Eggs with high dioxin levels were found in several German states because hens were allowed to roam on land contaminated with the chemicals.
But in a statement this week, the German Federal Institute for Risk Assessment (BfR) said there was no need 'to forego eating free-range eggs since in general they only account for a comparatively small proportion of man's exposure to dioxins from food.'
Dioxins are long-lasting environmental pollutants formed as unwanted by-products of combustion processes, such as waste incineration, bonfires and cigarette smoke.
Concerns about the impact of these pollutants on human health are rooted in the potential risk to health evolving from long-term consumption of foods with high levels of dioxins.
The BfR sought to reassure German consumers concerned by media reports that expensive organic eggs from free range hens are more likely to be contaminated.
"Compared to other foods of animal origin like milk, meat or fish the eggs only raise the total daily intake of dioxin insignificantly," the risk assessor said this week.
But since the dioxin intake by human beings is still higher than the precautionary health value aimed for by the World Health Organisation (WHO), the BfR agreed that there is an ongoing need for all measures which can effectively reduce overall exposure.
The German Agriculture Minister Renate Kuenast has called for tighter controls on free range eggs.
"We must have a firmer environmental policy," she told German newspaper Berliner Zeitung.
WHO states the intake level which should not be exceeded daily on precautionary grounds as 1 picogram dioxin equivalents per kilogram body weight and day (1 pg/kg bw/day) and the tolerable daily intake as 1 to 4 pg/kg bw/day.
"Average daily intake is still almost 2 pg/kg body weight a day and thus continues to be above the precautionary value aimed for by WHO," the BfR comments.
European life science firm Eurofins announced today that is has acquired ERGO in Hamburg, Germany. One of the largest dioxin-testing laboratories in Germany with €2 million in annual sales, the new addition will make Eurofins the largest dioxin-testing laboratory worldwide, it claims.
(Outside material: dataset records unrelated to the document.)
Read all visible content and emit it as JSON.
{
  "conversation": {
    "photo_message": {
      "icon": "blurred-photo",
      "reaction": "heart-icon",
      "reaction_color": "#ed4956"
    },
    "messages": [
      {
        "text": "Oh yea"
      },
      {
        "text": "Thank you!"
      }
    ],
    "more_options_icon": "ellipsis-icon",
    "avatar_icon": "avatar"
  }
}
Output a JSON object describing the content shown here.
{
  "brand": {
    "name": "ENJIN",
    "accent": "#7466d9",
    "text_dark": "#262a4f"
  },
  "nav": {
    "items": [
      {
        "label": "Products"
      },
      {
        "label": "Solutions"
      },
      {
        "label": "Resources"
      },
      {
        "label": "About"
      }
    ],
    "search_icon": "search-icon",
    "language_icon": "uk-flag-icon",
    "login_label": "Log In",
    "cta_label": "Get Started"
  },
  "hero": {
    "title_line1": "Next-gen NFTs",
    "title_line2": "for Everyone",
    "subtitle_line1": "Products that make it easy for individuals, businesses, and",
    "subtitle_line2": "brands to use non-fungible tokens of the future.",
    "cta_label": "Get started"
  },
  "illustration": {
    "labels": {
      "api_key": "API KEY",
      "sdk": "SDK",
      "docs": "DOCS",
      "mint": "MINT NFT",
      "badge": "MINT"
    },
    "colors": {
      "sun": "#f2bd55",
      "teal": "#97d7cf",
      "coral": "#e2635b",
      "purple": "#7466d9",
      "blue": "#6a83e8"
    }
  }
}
"Together with GfA, Oekometric and MPU, Eurofins now carries out more than 15,000 analyses of dioxins and furans per year."